    Canadian ETFs are ridiculously over priced, the lowest three times more expensive in fees then the premiere US ETFs and that isn’t counting the many hidden costs and fees in ETFs. Many are much worse. Of course Canadians are being ripped off by our financial industry in so many ways, including higher fees for buying and selling stocks and all the other various fees. I guess in Canada “competition” doesn’t mean anything, since Canada’s banks have all settled on pretty much identical fee structures for their brokerage houses. The Canadian mutual fund industry is pretty much the same, except worse.

    Many Canadians get around withholding tax problems by using RRSPs to hold their US based ETFs.
    Unfortunately the US won’t allow TFSA to be classified as “registered” and US stocks and ETFs in a TFSA will have withholding taxes held back. I don’t know if you can get a credit on taxes withheld from a TFSA.

    Finally, it seems that many experts suggest that you shouldn’t base your investments strictly on tax advantages. You should base them on if they are good investments. I suppose, since you seem to have alternate opinions here, that might suggest that it is in fact possible for there to be multiple opinions on a single issue, and not any of them are entirely right because the issues are often very complex and different people have different requirements.
    Imagine that.

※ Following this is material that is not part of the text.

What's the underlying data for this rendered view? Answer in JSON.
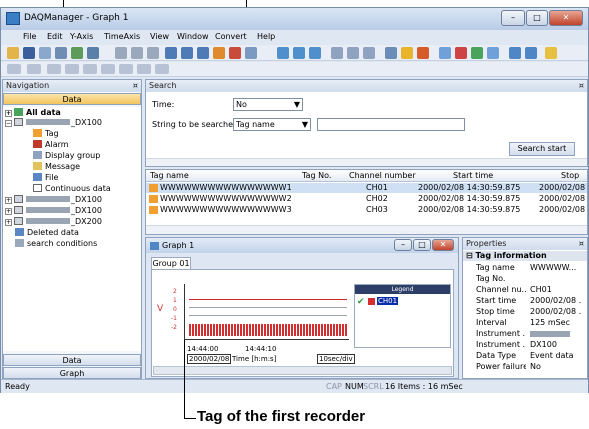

  21. Nothing like replying to a year-old post! However, this applies to me now, so here goes….

    @CC, you state that, “A 5% dividend yield that fully qualifies for the dividend credit will still cost at least 1% in taxes every year for an Ontarian earning $80K or more. Holding XIU/XIC instead will cut the taxes paid by half and over time the difference will compound.”

    I don’t understand why this is… are dividends not taxed at 50% marginal rate?

  22. @Sean: No. Dividends received from Canadian sources are first grossed up and then become eligible for the dividend tax credit. Therefore, the marginal tax rate on dividends depends on your tax bracket. You should be able to find a table showing the marginal tax rate on dividends online. Let me know if you need a reference and I’ll look it up for you.

    The 50% marginal rate is for all manner of capital gains.